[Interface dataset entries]
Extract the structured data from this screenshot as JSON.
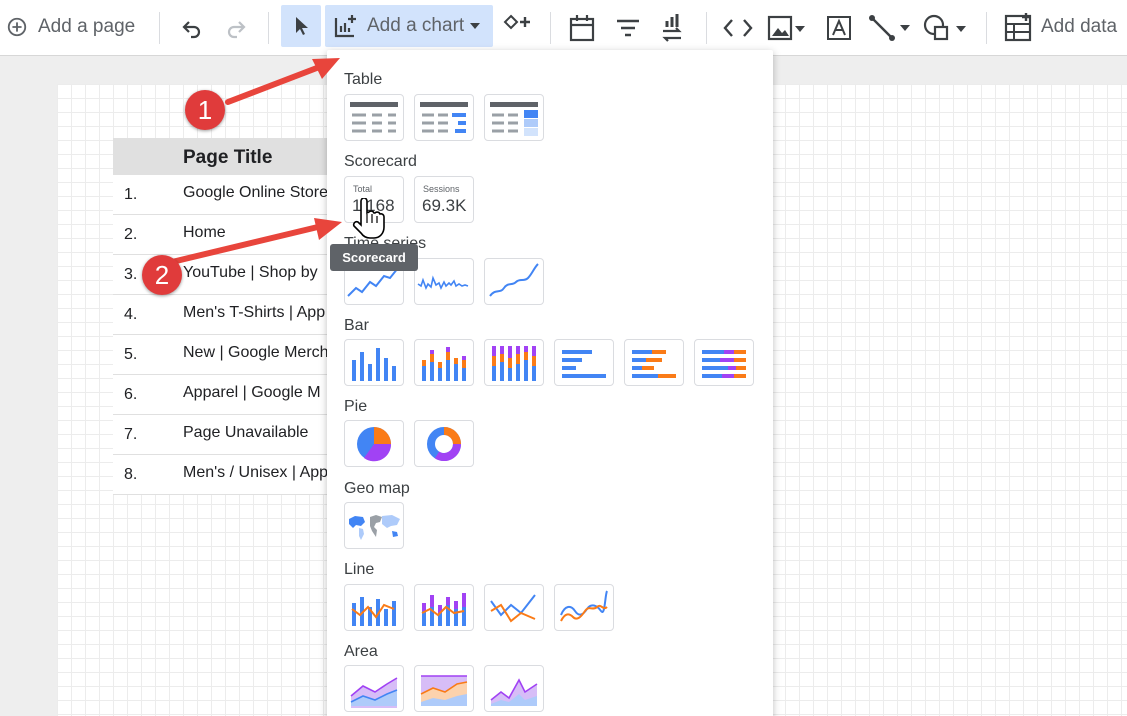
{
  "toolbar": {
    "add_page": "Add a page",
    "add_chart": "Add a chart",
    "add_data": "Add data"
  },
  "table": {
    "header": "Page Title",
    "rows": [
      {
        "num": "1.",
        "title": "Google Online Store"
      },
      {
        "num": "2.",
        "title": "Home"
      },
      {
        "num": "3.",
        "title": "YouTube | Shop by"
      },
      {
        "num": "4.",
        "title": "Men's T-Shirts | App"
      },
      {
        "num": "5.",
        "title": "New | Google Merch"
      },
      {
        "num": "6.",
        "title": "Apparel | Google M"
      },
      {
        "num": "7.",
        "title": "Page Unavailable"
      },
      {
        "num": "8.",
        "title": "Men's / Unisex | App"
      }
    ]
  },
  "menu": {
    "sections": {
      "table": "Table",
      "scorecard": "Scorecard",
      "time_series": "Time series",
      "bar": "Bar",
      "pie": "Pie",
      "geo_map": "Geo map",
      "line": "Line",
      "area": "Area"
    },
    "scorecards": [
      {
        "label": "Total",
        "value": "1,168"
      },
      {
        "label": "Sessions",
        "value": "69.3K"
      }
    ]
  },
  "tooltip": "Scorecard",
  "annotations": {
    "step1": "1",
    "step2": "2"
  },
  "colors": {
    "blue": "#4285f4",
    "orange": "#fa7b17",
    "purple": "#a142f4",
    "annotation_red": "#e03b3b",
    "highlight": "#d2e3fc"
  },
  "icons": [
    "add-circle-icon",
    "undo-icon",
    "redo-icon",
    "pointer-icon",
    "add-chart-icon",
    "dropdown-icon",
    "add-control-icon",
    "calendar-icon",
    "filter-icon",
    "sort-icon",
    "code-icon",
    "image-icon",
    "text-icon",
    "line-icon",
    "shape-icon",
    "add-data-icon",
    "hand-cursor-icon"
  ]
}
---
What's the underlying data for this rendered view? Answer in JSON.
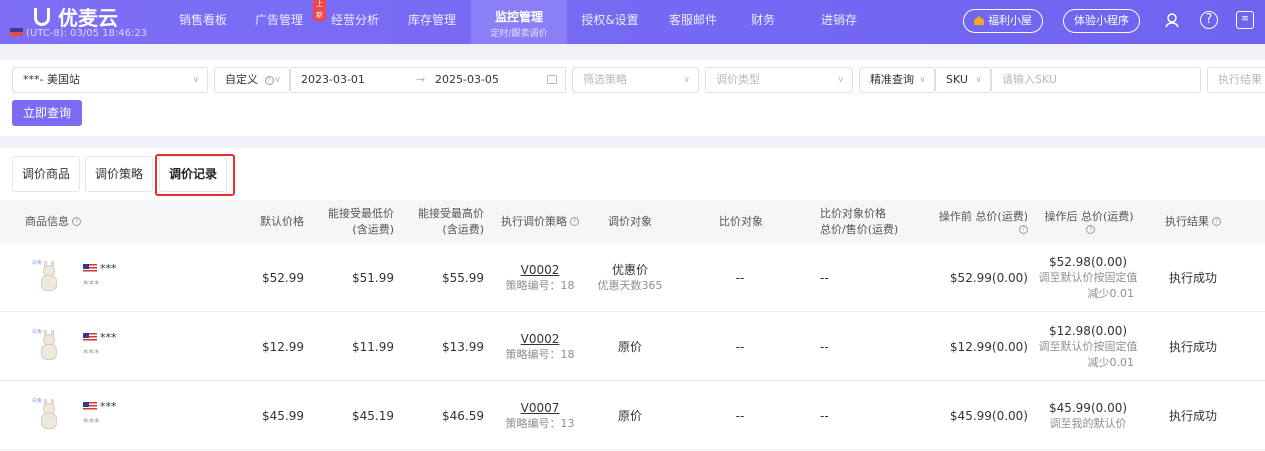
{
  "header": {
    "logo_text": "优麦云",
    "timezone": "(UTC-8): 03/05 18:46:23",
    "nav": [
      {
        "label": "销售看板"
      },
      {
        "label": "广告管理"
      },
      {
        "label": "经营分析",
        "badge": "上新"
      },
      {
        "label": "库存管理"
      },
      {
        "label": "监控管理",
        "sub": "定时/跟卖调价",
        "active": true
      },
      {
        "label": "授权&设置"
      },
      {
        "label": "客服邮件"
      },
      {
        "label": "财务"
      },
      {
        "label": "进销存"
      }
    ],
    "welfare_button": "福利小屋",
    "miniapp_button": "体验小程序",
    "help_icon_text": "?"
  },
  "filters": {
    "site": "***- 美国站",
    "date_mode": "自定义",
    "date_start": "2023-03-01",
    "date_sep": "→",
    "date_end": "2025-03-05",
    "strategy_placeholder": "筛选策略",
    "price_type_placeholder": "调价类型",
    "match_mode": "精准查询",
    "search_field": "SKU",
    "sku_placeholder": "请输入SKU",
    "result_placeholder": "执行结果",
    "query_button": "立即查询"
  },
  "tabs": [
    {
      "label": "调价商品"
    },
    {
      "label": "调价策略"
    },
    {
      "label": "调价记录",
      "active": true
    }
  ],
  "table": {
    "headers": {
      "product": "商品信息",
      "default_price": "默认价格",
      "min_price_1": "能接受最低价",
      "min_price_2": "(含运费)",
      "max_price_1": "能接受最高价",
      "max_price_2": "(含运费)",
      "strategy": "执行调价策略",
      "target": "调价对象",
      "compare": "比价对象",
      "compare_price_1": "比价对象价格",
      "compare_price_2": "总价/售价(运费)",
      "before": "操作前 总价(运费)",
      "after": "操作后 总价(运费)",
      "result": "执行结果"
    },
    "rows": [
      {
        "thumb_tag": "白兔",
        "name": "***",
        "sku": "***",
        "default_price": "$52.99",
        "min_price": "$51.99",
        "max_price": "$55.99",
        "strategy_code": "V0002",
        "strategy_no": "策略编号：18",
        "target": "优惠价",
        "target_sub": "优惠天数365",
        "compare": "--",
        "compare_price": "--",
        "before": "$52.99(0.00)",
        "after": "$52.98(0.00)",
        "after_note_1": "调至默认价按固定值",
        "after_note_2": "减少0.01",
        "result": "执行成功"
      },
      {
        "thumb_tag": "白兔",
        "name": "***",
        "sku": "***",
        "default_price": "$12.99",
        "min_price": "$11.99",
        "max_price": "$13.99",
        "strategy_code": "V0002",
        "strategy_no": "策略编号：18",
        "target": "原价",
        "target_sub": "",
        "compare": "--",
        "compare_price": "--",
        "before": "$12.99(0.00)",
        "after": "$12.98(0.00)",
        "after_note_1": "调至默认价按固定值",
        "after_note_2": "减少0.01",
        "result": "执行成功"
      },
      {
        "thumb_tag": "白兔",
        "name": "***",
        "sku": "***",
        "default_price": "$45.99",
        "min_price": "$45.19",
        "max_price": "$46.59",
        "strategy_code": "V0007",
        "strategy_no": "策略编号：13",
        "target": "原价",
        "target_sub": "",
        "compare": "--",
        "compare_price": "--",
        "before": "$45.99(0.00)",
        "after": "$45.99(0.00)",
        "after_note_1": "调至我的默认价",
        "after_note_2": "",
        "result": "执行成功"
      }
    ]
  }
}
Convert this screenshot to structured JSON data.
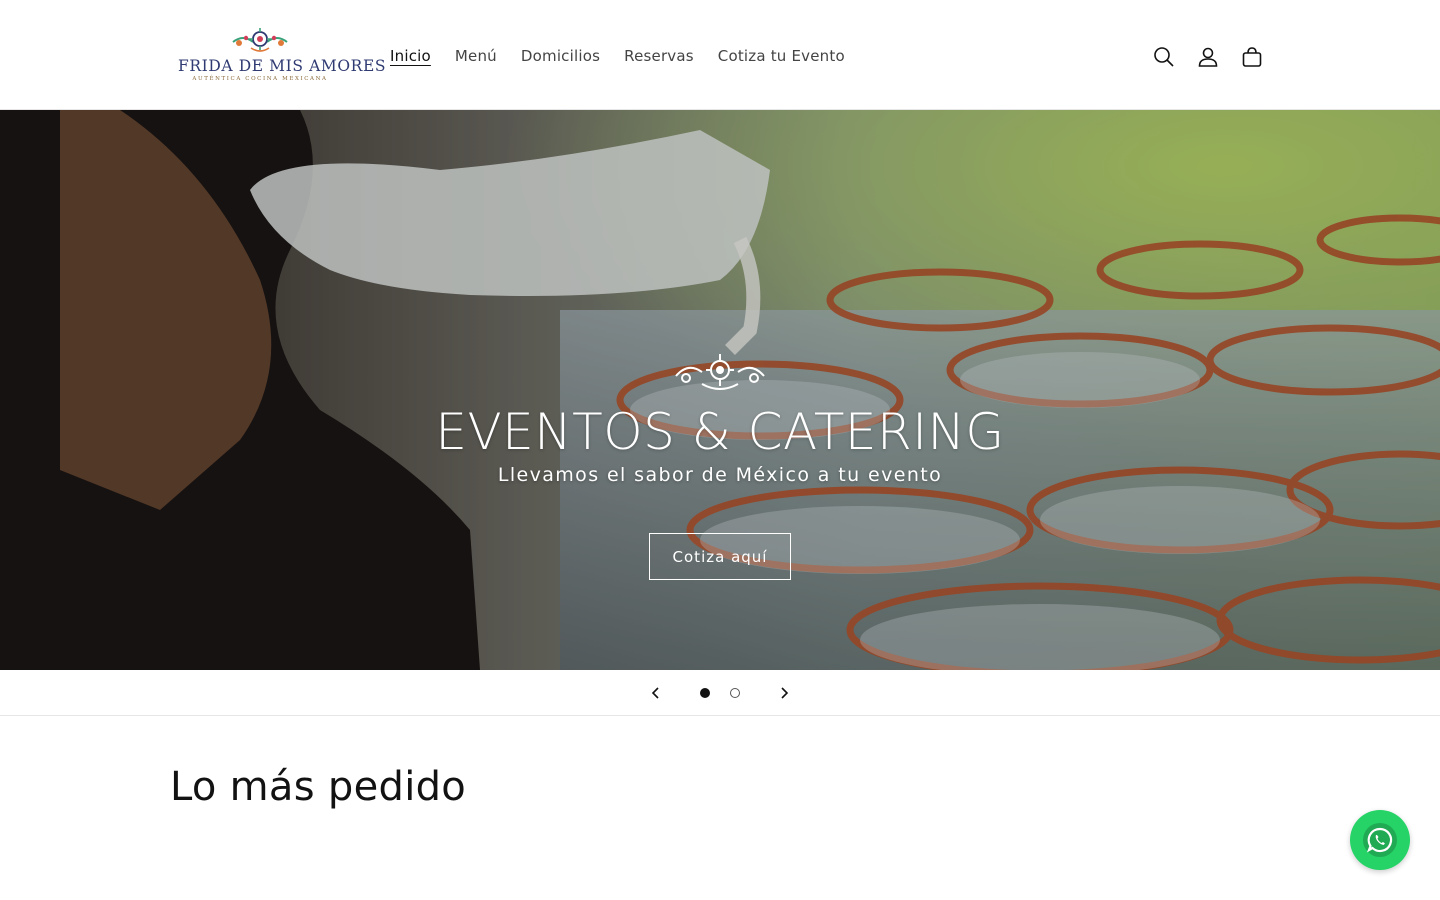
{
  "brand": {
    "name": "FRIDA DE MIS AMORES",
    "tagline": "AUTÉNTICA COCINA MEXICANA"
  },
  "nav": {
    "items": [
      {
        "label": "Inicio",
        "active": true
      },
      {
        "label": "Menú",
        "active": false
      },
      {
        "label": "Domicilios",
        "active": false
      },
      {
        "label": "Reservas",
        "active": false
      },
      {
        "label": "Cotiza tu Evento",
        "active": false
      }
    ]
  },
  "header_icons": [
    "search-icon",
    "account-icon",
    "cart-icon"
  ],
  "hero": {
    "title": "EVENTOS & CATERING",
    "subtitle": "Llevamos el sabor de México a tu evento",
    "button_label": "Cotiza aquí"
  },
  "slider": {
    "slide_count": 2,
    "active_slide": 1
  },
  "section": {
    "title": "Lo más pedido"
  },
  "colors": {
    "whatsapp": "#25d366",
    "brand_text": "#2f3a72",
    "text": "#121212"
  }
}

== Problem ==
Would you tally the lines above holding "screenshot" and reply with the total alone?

== Response area ==
2